Born in 1914, Lee Petty grew up dirt poor in rural North Carolina. He sold biscuits, operated a trucking company; rumors of his involvement in the whiskey business have been around for decades. Petty, like the heads of many rural southern families of the day did a bit of whatever he could to provide for his family, but his overriding passion was automobiles. A gifted mechanic he would tell his wife Elizabeth he was “just improving” cars.
Not only was Lee Petty a gifted mechanic, he could flat out drive a car. Among the many enterprises Petty engaged
in to put food on the table, was the not insignificant money earned from street racing on the back roads of Randolph County around Randleman and Level Cross.
His first attempt at organized stock car racing gave little indication that he was destined to become NASCAR’s first three-time champion. In 1949 at the already advanced age of 35, Petty heard of NASCAR’s inaugural race in Charlotte and the race’s $6000 purse. He borrowed an unsuspecting friend’s Buick Roadmaster, headed for Charlotte, and wound up rolling the Buick, demolishing it. History has not recorded how Petty explained the loss of the Buick to his friend. Or what became of the friendship.
The thrill of competition, the pre- and post-race camaraderie with friends and fellow competitors and the cheers of the crowd brought many to the sport, but not Petty. For Petty it was strictly business. The only way to survive was to win, and to win you had to finish. His son Richard, who was destined to eventually take over the family business and indeed take Petty Enterprises to an even higher level of success remembers his father saying, “There ain’t no second place. You win or you lose, that’s the only two parts there are to racing.”
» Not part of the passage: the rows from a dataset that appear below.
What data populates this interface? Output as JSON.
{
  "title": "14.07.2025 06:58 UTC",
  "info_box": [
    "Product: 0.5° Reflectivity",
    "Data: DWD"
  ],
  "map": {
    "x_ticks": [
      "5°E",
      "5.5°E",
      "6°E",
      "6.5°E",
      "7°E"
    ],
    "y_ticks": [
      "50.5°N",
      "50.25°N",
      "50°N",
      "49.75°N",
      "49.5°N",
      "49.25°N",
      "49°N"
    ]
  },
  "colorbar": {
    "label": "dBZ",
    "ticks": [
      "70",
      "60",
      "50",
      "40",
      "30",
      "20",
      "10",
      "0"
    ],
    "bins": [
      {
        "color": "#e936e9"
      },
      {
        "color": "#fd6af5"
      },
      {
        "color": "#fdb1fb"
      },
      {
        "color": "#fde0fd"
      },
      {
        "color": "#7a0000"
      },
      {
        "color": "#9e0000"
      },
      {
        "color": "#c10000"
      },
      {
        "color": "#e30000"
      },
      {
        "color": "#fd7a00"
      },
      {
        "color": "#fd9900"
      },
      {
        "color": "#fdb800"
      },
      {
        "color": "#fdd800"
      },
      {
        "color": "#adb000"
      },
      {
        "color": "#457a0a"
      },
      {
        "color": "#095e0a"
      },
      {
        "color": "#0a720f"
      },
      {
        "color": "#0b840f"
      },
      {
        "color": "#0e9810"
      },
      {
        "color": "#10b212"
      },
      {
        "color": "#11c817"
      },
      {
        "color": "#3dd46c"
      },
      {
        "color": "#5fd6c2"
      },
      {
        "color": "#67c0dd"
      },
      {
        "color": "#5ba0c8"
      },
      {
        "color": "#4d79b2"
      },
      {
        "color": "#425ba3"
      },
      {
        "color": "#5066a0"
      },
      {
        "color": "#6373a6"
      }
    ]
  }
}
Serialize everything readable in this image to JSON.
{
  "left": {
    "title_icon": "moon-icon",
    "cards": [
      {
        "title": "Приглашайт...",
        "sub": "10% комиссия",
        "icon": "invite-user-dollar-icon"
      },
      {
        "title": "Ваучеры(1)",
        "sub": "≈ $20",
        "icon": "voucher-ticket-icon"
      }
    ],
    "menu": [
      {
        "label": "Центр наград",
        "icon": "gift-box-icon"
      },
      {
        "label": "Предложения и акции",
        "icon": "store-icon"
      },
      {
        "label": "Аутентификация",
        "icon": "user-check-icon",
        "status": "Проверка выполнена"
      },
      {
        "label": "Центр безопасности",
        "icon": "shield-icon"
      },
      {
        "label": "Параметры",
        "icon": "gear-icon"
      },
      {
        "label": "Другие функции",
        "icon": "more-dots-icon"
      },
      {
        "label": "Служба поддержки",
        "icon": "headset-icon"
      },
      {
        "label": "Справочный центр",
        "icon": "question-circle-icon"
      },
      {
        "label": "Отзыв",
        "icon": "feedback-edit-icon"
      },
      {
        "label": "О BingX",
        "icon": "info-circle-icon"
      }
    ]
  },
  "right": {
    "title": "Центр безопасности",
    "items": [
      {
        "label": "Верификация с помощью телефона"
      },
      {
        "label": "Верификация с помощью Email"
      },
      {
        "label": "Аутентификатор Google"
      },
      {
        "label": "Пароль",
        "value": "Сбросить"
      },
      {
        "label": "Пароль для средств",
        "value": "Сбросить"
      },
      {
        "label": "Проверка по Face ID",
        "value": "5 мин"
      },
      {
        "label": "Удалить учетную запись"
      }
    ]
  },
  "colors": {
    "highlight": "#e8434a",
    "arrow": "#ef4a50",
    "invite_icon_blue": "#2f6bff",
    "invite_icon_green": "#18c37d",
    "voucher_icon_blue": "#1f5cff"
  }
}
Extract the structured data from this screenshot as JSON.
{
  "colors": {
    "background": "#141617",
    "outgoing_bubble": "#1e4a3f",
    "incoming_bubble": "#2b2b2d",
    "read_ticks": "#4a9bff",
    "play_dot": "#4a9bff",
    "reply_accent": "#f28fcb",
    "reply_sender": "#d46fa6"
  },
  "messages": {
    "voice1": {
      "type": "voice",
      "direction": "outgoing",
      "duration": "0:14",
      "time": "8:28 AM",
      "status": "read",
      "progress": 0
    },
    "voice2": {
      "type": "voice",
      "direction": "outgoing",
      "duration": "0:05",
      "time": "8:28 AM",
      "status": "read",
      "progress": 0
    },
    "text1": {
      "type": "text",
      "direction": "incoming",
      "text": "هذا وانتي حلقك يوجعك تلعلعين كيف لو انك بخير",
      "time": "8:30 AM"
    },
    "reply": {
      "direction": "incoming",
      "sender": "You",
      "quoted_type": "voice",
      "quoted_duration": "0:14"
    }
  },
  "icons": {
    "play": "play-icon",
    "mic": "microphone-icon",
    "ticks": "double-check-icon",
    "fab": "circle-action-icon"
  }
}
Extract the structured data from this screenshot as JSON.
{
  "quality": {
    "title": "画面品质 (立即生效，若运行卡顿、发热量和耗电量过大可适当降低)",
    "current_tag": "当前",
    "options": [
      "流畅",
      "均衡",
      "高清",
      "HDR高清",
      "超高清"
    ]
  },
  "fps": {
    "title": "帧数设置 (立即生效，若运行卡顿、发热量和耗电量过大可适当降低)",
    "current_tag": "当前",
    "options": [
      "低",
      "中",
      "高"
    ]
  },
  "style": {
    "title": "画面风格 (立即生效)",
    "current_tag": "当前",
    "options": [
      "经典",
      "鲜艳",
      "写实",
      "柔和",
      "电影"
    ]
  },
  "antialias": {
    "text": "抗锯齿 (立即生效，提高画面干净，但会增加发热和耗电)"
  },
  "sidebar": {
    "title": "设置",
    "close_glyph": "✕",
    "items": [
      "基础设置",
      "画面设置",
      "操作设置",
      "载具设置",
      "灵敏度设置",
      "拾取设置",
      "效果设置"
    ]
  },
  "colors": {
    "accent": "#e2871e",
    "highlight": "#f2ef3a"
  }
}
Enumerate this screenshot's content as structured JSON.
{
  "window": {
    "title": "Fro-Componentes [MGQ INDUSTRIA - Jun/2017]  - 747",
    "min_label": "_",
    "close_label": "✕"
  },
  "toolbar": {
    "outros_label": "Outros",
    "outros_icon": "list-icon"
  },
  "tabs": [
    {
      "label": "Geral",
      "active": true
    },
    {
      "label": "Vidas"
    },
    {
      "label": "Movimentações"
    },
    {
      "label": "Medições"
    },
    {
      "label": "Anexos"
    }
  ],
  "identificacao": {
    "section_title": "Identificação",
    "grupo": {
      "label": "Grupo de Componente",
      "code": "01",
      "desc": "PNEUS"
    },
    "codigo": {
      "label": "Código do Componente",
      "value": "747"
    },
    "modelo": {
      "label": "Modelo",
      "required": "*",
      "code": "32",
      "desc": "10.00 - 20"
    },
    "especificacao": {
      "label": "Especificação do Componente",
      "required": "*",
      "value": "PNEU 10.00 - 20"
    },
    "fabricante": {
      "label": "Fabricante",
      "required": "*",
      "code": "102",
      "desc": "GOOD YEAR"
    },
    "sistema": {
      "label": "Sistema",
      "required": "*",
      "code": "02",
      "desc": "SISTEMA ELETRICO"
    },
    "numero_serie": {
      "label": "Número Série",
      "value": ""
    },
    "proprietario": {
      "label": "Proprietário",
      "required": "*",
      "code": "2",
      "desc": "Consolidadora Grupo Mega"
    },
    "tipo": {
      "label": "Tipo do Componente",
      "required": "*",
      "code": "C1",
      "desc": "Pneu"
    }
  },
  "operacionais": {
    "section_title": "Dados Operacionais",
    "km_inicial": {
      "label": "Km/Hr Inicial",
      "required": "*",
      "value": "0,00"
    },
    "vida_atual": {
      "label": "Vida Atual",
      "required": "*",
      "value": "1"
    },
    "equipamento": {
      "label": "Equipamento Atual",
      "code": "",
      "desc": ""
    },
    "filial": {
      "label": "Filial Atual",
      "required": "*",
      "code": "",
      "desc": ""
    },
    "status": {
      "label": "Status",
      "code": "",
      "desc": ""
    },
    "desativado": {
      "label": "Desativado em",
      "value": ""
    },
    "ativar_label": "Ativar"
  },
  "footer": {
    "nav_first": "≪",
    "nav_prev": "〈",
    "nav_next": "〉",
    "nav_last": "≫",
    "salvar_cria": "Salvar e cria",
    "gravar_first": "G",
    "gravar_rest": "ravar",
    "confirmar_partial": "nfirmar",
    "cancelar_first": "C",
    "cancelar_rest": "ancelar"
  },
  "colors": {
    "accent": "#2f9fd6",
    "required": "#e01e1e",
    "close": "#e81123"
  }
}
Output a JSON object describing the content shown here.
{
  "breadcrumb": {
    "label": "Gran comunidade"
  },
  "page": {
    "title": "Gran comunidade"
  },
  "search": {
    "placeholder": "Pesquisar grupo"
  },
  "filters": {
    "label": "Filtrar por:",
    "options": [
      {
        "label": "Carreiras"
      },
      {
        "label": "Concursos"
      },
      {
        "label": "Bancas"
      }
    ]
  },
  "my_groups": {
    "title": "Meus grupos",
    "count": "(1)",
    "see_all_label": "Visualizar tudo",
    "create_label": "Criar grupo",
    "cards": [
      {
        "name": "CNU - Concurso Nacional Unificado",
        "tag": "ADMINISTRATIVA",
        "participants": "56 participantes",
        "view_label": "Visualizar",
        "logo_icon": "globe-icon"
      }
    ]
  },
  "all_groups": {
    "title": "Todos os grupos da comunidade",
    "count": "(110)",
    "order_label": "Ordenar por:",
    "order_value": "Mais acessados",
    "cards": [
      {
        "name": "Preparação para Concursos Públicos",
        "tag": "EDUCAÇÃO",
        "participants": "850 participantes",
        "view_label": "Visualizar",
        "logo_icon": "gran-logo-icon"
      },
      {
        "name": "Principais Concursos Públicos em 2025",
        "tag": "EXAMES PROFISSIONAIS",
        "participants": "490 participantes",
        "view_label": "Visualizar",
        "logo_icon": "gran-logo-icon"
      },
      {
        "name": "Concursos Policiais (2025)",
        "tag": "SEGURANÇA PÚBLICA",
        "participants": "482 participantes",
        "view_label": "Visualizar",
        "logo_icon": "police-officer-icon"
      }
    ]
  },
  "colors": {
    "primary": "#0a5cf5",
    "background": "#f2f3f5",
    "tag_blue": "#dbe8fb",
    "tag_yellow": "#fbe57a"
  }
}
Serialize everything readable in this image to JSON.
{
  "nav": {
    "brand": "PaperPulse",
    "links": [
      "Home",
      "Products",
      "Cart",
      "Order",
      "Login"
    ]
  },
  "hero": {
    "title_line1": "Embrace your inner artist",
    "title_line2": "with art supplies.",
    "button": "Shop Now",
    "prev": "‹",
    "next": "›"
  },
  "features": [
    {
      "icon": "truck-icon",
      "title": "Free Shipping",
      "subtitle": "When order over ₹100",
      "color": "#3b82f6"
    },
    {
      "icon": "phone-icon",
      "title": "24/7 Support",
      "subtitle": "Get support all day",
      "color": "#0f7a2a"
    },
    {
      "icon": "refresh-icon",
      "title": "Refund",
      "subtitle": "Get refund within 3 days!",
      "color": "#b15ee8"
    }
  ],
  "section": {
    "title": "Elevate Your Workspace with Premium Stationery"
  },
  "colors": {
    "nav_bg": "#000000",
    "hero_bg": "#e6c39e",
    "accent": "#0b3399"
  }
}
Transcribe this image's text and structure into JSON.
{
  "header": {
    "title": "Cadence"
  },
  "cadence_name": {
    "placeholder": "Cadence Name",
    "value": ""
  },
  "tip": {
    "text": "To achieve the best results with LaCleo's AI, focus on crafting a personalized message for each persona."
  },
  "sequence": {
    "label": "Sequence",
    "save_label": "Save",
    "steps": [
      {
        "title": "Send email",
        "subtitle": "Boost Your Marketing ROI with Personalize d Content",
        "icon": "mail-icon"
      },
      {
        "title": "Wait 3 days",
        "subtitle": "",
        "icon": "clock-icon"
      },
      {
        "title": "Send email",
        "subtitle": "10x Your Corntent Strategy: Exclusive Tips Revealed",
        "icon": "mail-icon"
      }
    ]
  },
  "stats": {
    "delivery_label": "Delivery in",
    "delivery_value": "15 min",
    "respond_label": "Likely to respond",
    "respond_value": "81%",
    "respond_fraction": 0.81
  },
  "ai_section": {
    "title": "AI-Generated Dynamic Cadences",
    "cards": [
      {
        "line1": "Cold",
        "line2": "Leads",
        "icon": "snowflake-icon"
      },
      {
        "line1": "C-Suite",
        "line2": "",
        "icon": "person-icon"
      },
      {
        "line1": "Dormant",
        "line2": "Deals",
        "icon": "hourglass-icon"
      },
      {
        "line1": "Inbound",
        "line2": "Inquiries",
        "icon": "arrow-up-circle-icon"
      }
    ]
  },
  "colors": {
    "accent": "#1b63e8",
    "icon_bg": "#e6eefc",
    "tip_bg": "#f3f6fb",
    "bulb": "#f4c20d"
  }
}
Petty outworked and outraced his rivals. He brought sons Richard and Maurice into the family business while they were still in their teens. Petty was not always popular with his rivals, he even spun out his son Richard during one race. Many drivers of the era proclaimed him the most difficult driver to pass. But all gave Lee Petty his due.
“There wasn’t anybody better than Lee Petty in his day,” said the legendary Junior Johnson. Fellow competitor Glen Wood said, “There might have been more colorful drivers, but when it came down to winning the race, he had as much ability as I’ve ever seen. He was one of the toughest competitors at the time.”
As a driver Petty won 54 races in what was then called NASCAR’s Grand National Division, the forerunner of today’s Sprint Cup Series. His 54 wins still stand as the ninth most of all time. His first win came at Heidelberg Raceway near Pittsburgh, PA. He won on Daytona Beach’s famed beach and road course, and the inaugural Daytona 500 in a finish that took three days to determine the winner. He won the Grand National Championship in 1955, 1958 and 1959.
But Petty’s Hall of fame driving career was just the opening act at Petty Enterprises. Lee Petty was anything but retired as the owner of what became the flagship racing outlet for Chrysler Corporation during the 1960’s and 1970’s. Petty Enterprises fielded over 2800 entries over a 60 year period, ending in 2008 winning 268 races and ten championships.
Until Petty’s death in 2000, even in retirement, there was no doubt who was ultimately at the organization’s helm “Richard had his job to do, and I had mine,” said son Maurice.
“Then Lee told us what he wanted us to do and that’s what we did.”
The late Lee Petty, joins David Pearson, Ned Jarrett, Bobby Allison, and Bud Moore in the second class inducted into the NASCAR Hall of Fame this Monday May 23.